Texans WR Will Fuller “is extremely fast,” Patriots defensive coordinator Matt Patricia said. “You’re talking [about] a guy who can hit a home run ball at any time. Deep balls or catch-and-run plays, he can do a great job of just running away from defenders. He does an excellent job of tracking the ball in the air. They’ll get him the ball in the quick game whether it’s a screen or something like that. They’ll throw the ball out to him and just let him be in space and that’s the most dangerous place you can be. If he has the ball in space with room to work then you have a problem. If he can get behind the defense and get downfield and they can throw it up to him then there’s a problem. So his speed, his quickness, his ability to run with the ball, those are things that are just very explosive plays that their offense takes advantage of.”

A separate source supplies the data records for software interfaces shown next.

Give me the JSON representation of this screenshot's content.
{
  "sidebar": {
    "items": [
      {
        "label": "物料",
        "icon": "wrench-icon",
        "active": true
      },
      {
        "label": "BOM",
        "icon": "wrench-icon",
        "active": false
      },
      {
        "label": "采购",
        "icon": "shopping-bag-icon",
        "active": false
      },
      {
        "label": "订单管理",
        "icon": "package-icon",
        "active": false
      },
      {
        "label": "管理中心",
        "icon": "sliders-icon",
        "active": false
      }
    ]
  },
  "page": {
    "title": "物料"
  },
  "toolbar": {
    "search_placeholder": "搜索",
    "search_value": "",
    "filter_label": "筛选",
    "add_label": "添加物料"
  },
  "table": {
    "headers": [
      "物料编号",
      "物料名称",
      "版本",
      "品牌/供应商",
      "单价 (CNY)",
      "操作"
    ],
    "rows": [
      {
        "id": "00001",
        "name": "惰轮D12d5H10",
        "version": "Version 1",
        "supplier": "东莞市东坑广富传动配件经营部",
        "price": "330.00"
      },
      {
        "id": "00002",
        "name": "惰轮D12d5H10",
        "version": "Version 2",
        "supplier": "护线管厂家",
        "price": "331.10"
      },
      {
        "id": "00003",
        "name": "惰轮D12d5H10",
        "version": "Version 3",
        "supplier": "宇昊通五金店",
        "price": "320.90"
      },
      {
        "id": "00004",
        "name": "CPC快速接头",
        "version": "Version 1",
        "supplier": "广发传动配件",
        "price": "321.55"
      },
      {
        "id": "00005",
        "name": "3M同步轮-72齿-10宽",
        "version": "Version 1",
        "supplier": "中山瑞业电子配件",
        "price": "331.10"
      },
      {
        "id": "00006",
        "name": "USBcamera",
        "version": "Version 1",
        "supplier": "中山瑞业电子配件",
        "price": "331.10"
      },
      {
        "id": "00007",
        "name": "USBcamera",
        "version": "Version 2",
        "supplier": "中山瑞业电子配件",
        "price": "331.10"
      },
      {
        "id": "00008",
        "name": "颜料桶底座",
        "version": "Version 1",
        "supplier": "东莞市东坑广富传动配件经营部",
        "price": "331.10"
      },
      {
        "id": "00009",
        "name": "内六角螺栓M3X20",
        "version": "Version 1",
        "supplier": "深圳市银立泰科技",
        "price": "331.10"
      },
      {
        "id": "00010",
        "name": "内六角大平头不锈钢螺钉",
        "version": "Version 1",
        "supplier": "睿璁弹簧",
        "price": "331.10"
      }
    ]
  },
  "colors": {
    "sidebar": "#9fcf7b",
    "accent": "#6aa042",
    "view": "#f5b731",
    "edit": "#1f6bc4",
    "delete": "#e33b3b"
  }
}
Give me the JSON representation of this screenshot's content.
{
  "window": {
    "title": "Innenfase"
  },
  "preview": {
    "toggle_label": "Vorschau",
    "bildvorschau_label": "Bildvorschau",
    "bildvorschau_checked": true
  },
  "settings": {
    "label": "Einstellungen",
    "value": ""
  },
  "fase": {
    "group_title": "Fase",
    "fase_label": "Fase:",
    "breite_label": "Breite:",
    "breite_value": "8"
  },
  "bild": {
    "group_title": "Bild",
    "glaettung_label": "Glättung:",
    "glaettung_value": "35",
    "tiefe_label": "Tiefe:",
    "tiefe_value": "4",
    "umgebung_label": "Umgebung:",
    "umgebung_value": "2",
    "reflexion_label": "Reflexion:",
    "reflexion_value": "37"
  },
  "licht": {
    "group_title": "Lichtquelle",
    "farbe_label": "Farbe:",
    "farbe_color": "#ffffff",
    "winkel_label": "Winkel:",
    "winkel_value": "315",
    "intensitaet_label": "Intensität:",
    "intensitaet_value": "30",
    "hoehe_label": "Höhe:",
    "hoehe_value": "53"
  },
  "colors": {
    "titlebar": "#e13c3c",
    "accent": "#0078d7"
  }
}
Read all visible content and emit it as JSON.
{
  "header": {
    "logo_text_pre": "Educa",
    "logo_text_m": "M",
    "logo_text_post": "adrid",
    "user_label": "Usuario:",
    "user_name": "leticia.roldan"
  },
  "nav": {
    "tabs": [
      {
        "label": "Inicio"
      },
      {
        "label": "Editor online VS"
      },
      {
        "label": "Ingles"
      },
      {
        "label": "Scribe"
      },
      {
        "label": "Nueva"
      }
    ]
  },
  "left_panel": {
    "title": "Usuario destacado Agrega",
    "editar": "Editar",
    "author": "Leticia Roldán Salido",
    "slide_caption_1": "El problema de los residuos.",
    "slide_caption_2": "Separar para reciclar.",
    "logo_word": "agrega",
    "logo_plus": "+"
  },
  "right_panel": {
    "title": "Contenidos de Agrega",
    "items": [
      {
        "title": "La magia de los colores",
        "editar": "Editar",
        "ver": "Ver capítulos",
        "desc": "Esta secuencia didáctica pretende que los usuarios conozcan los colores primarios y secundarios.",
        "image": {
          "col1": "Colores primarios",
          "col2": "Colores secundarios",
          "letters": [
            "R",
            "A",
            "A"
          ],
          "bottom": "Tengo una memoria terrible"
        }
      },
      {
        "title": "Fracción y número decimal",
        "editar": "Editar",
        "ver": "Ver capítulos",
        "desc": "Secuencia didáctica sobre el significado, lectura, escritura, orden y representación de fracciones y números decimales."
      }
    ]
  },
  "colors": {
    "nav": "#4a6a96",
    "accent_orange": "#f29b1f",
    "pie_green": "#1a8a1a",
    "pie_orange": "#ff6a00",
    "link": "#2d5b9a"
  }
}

“Their tight ends are making a lot more plays now than the first time we played them,” Patriots safety Devin McCourty added about C.J. Fiedorowicz and Ryan Griffin.

Fuller ranks third on the Texans with 632 yards from scrimmage, but over half of that production came in the first quarter of the regular season. Fiedorowicz had 2 receptions for 7 yards total over the first three games of the season, but has averaged over 7 targets and nearly 50 yards per game since he was held to 0 yards against the Patriots.

And then there’s Hopkins, who head coach Belichick compares to Cardinals WR Larry Fitzgerald.

“I would say the big thing for [Hopkins] is his hands and his catch radius,” Belichick said. “Kind of, even when he’s covered, he’s not covered. He can reach and catch the ball somewhere where the defender can’t quite get it if it’s thrown there. He’s a tough guy to bring down after the catch. He’s got good size. He’s been targeted a lot on third down as much as any receiver in the league. He’s had a lot of third down production, so I think that pretty much says it all right there. He keeps possession of the ball.

“The guy gets more balls thrown to him than just about anybody in the league and catches more than just about anybody in the league. I would say that kind of defines a go-to player, whether it be for the Texans or really league-wide. Just the fact that you go to him that much, and they have other good players too, it’s not like he’s the only guy. They’ve got good backs, they have good tight ends, they’ve got other good receivers, yet he gets a lot of targets. But he’s got great hands – great hands, length, timing, like a [Larry] Fitzgerald type of player. Even when you’re on him, he still catches a lot of them. He’s got guys draped all over him and still catches a lot of balls like Larry does.”

Fitzgerald is one of the players that Belichick praises endlessly, so this is not a throwaway comment. Hopkins is that talented and Houston has been finding new ways to get him involved.

“I would say with [Hopkins] also you’re going to see him in some different positions maybe than you saw him in the early part of the year,” Patricia said. “They’ll put him inside, they’ll put him outside. [He’s] just a huge target for them – great hands, very strong, explosive player. The ability for them to move him around a little bit adds a whole other dimension to their offense from that standpoint, and I would say the tight ends, too.”

Hopkins is going to be a key for the Texans success on Saturday and former Patriots LB Matt Chatham has issued a video on how to best remove Hopkins from the game.

Texans QB Brock Osweiler has used inside and outside breaking routes to get the ball to Hopkins, depending on the safety position. If there is one deep safety, Osweiler will try to hit Hopkins on the sideline. If there are two deep safeties, then Hopkins might run an in-cut, or Osweiler won’t look in his direction.

Osweiler is willing to take chances with 50-50 jump balls in Hopkins direction, so the Patriots will have to capitalize on those opportunities. If the New England defense can confuse Osweiler and eliminate the easy if-then coverage decisions (if single high, then throw outside), the Patriots will go a long way to stopping the Texans offense in its tracks.